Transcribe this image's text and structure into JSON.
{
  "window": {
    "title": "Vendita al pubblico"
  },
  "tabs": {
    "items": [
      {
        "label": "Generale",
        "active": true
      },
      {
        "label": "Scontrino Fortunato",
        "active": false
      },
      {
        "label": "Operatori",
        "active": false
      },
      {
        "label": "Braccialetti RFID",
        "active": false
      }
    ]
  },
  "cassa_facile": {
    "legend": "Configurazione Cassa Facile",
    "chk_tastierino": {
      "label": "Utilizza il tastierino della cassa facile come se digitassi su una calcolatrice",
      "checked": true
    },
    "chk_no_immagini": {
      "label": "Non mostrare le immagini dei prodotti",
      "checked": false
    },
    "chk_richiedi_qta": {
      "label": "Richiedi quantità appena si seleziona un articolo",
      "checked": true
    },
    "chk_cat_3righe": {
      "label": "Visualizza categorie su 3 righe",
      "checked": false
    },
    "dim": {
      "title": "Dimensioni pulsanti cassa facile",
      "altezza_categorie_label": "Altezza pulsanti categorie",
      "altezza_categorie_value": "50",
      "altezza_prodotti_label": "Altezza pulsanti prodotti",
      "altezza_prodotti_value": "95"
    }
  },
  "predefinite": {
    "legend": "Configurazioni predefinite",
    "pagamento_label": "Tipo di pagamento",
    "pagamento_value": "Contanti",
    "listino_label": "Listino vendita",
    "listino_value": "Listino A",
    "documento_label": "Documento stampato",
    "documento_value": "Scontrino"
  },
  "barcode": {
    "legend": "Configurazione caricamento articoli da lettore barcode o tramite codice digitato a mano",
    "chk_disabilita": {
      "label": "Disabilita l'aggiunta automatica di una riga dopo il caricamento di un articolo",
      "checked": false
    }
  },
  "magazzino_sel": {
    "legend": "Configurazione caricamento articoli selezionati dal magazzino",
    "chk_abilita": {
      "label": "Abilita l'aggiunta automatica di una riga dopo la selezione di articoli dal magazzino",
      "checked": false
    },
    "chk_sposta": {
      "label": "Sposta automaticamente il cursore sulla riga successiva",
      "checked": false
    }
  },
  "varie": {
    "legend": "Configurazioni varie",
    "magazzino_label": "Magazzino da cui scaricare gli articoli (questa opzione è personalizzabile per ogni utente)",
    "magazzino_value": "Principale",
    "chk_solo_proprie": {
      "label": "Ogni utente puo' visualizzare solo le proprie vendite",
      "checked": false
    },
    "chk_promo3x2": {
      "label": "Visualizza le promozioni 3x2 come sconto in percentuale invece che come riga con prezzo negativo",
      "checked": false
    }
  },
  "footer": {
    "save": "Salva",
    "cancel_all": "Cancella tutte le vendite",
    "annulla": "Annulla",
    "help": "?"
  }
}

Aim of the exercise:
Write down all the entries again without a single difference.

Written reply:
Transcribe this image's text and structure into JSON.
{
  "window": {
    "title": "Vendita al pubblico"
  },
  "tabs": {
    "items": [
      {
        "label": "Generale",
        "active": true
      },
      {
        "label": "Scontrino Fortunato",
        "active": false
      },
      {
        "label": "Operatori",
        "active": false
      },
      {
        "label": "Braccialetti RFID",
        "active": false
      }
    ]
  },
  "cassa_facile": {
    "legend": "Configurazione Cassa Facile",
    "chk_tastierino": {
      "label": "Utilizza il tastierino della cassa facile come se digitassi su una calcolatrice",
      "checked": true
    },
    "chk_no_immagini": {
      "label": "Non mostrare le immagini dei prodotti",
      "checked": false
    },
    "chk_richiedi_qta": {
      "label": "Richiedi quantità appena si seleziona un articolo",
      "checked": true
    },
    "chk_cat_3righe": {
      "label": "Visualizza categorie su 3 righe",
      "checked": false
    },
    "dim": {
      "title": "Dimensioni pulsanti cassa facile",
      "altezza_categorie_label": "Altezza pulsanti categorie",
      "altezza_categorie_value": "50",
      "altezza_prodotti_label": "Altezza pulsanti prodotti",
      "altezza_prodotti_value": "95"
    }
  },
  "predefinite": {
    "legend": "Configurazioni predefinite",
    "pagamento_label": "Tipo di pagamento",
    "pagamento_value": "Contanti",
    "listino_label": "Listino vendita",
    "listino_value": "Listino A",
    "documento_label": "Documento stampato",
    "documento_value": "Scontrino"
  },
  "barcode": {
    "legend": "Configurazione caricamento articoli da lettore barcode o tramite codice digitato a mano",
    "chk_disabilita": {
      "label": "Disabilita l'aggiunta automatica di una riga dopo il caricamento di un articolo",
      "checked": false
    }
  },
  "magazzino_sel": {
    "legend": "Configurazione caricamento articoli selezionati dal magazzino",
    "chk_abilita": {
      "label": "Abilita l'aggiunta automatica di una riga dopo la selezione di articoli dal magazzino",
      "checked": false
    },
    "chk_sposta": {
      "label": "Sposta automaticamente il cursore sulla riga successiva",
      "checked": false
    }
  },
  "varie": {
    "legend": "Configurazioni varie",
    "magazzino_label": "Magazzino da cui scaricare gli articoli (questa opzione è personalizzabile per ogni utente)",
    "magazzino_value": "Principale",
    "chk_solo_proprie": {
      "label": "Ogni utente puo' visualizzare solo le proprie vendite",
      "checked": false
    },
    "chk_promo3x2": {
      "label": "Visualizza le promozioni 3x2 come sconto in percentuale invece che come riga con prezzo negativo",
      "checked": false
    }
  },
  "footer": {
    "save": "Salva",
    "cancel_all": "Cancella tutte le vendite",
    "annulla": "Annulla",
    "help": "?"
  }
}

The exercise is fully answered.